__Task instructions__
Please filter the listing below and copy out the lines that hold "siempre".

◆ ◆ ◆ ◆ ◆ ◆ ◆

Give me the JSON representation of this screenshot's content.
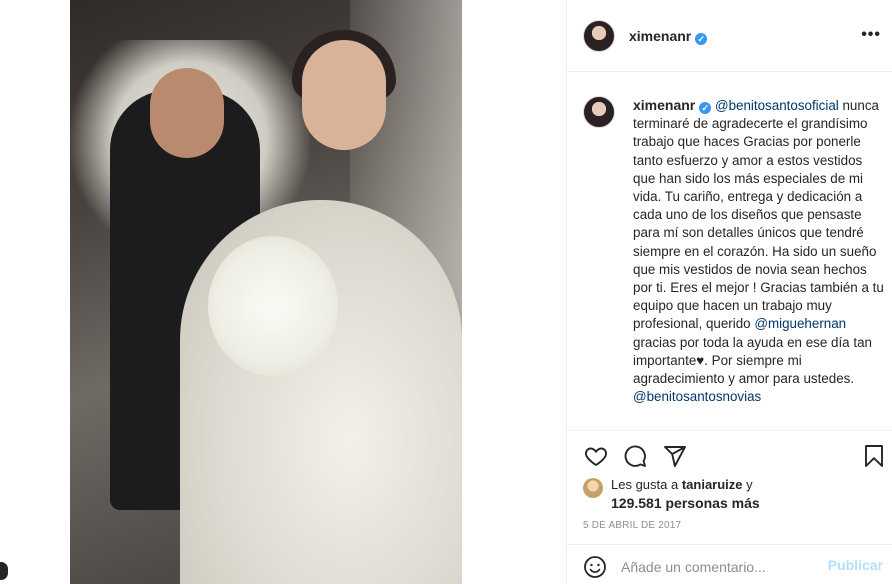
{
  "post": {
    "username": "ximenanr",
    "verified_badge": "✓",
    "more_options_label": "•••"
  },
  "caption": {
    "username": "ximenanr",
    "lead_glyphs": "",
    "mention_1": "@benitosantosoficial",
    "text_1": "nunca terminaré de agradecerte el grandísimo trabajo que haces",
    "glyphs_1": "",
    "text_2": "Gracias por ponerle tanto esfuerzo y amor a estos vestidos que han sido los más especiales de mi vida. Tu cariño, entrega y dedicación a cada uno de los diseños que pensaste para mí son detalles únicos que tendré siempre en el corazón. Ha sido un sueño que mis vestidos de novia sean hechos por ti. Eres el mejor ! Gracias también a tu equipo que hacen un trabajo muy profesional, querido",
    "mention_2": "@miguehernan",
    "text_3": "gracias por toda la ayuda en ese día tan importante",
    "heart": "♥",
    "glyphs_2": "",
    "text_4": ". Por siempre mi agradecimiento y amor para ustedes.",
    "mention_3": "@benitosantosnovias"
  },
  "actions": {
    "like_icon": "heart-outline-icon",
    "comment_icon": "comment-bubble-icon",
    "share_icon": "paper-plane-icon",
    "save_icon": "bookmark-icon"
  },
  "likes": {
    "prefix": "Les gusta a ",
    "first_user": "taniaruize",
    "suffix": " y",
    "others": "129.581 personas más"
  },
  "date": "5 DE ABRIL DE 2017",
  "add_comment": {
    "placeholder": "Añade un comentario...",
    "post_label": "Publicar",
    "emoji_icon": "smiley-icon"
  },
  "colors": {
    "text": "#262626",
    "mention": "#00376b",
    "muted": "#8e8e8e",
    "verified": "#3897f0",
    "publish_disabled": "#b2dffc"
  }
}
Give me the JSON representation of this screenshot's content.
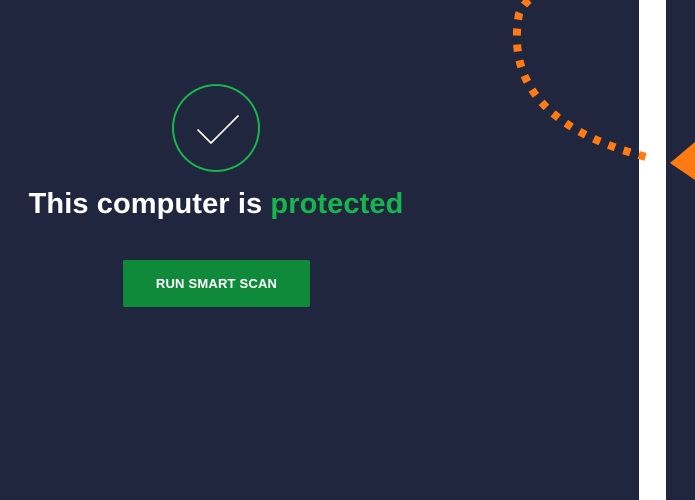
{
  "status": {
    "headline_prefix": "This computer is ",
    "headline_status": "protected",
    "status_color": "#18b54d"
  },
  "actions": {
    "scan_label": "RUN SMART SCAN",
    "scan_color": "#0f8a3a"
  },
  "icons": {
    "status": "check-icon",
    "annotation": "dotted-arrow-icon"
  },
  "colors": {
    "background": "#1f263d",
    "annotation_arrow": "#ff7a12"
  }
}
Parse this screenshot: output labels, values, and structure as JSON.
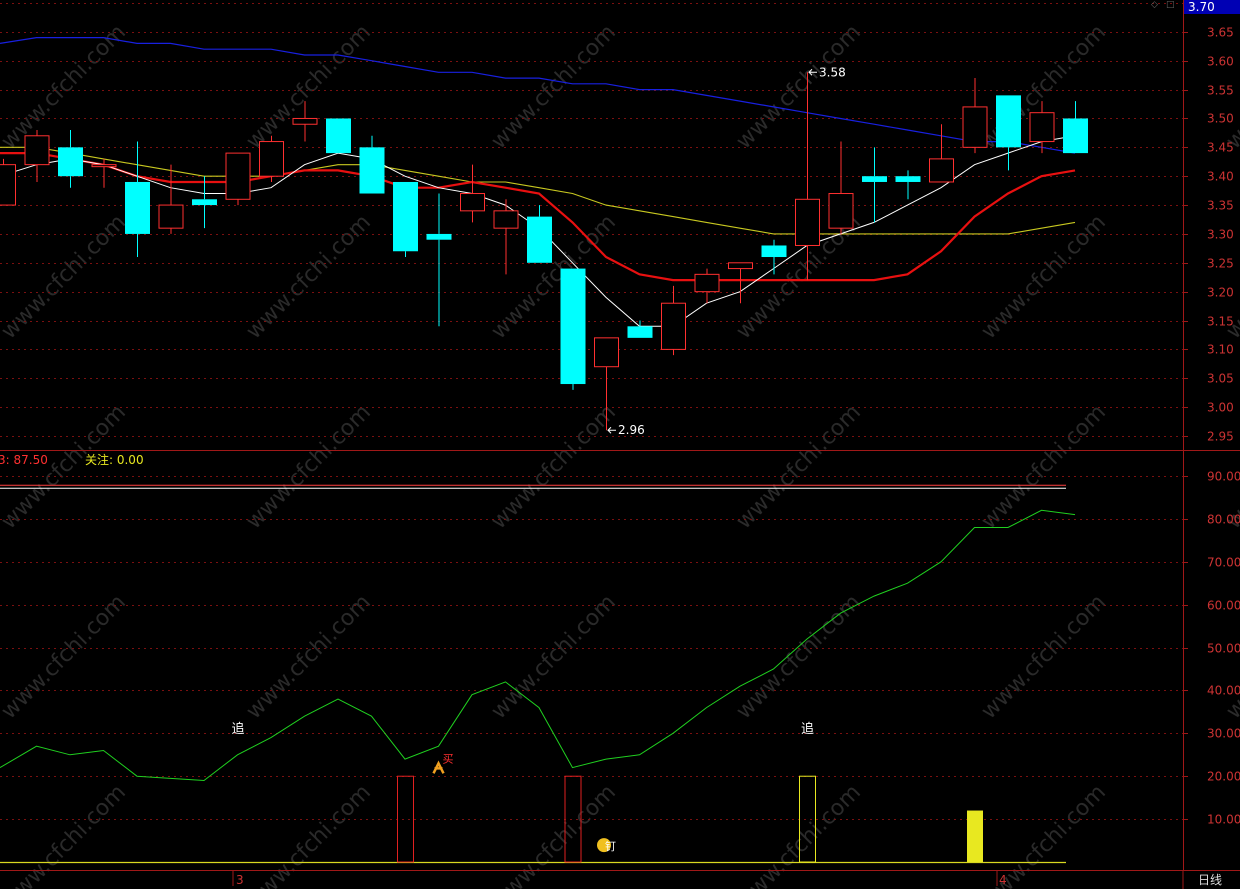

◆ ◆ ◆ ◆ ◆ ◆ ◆

__Answer box__
    "text_2": "Gracias por ponerle tanto esfuerzo y amor a estos vestidos que han sido los más especiales de mi vida. Tu cariño, entrega y dedicación a cada uno de los diseños que pensaste para mí son detalles únicos que tendré siempre en el corazón. Ha sido un sueño que mis vestidos de novia sean hechos por ti. Eres el mejor ! Gracias también a tu equipo que hacen un trabajo muy profesional, querido",
    "text_4": ". Por siempre mi agradecimiento y amor para ustedes.",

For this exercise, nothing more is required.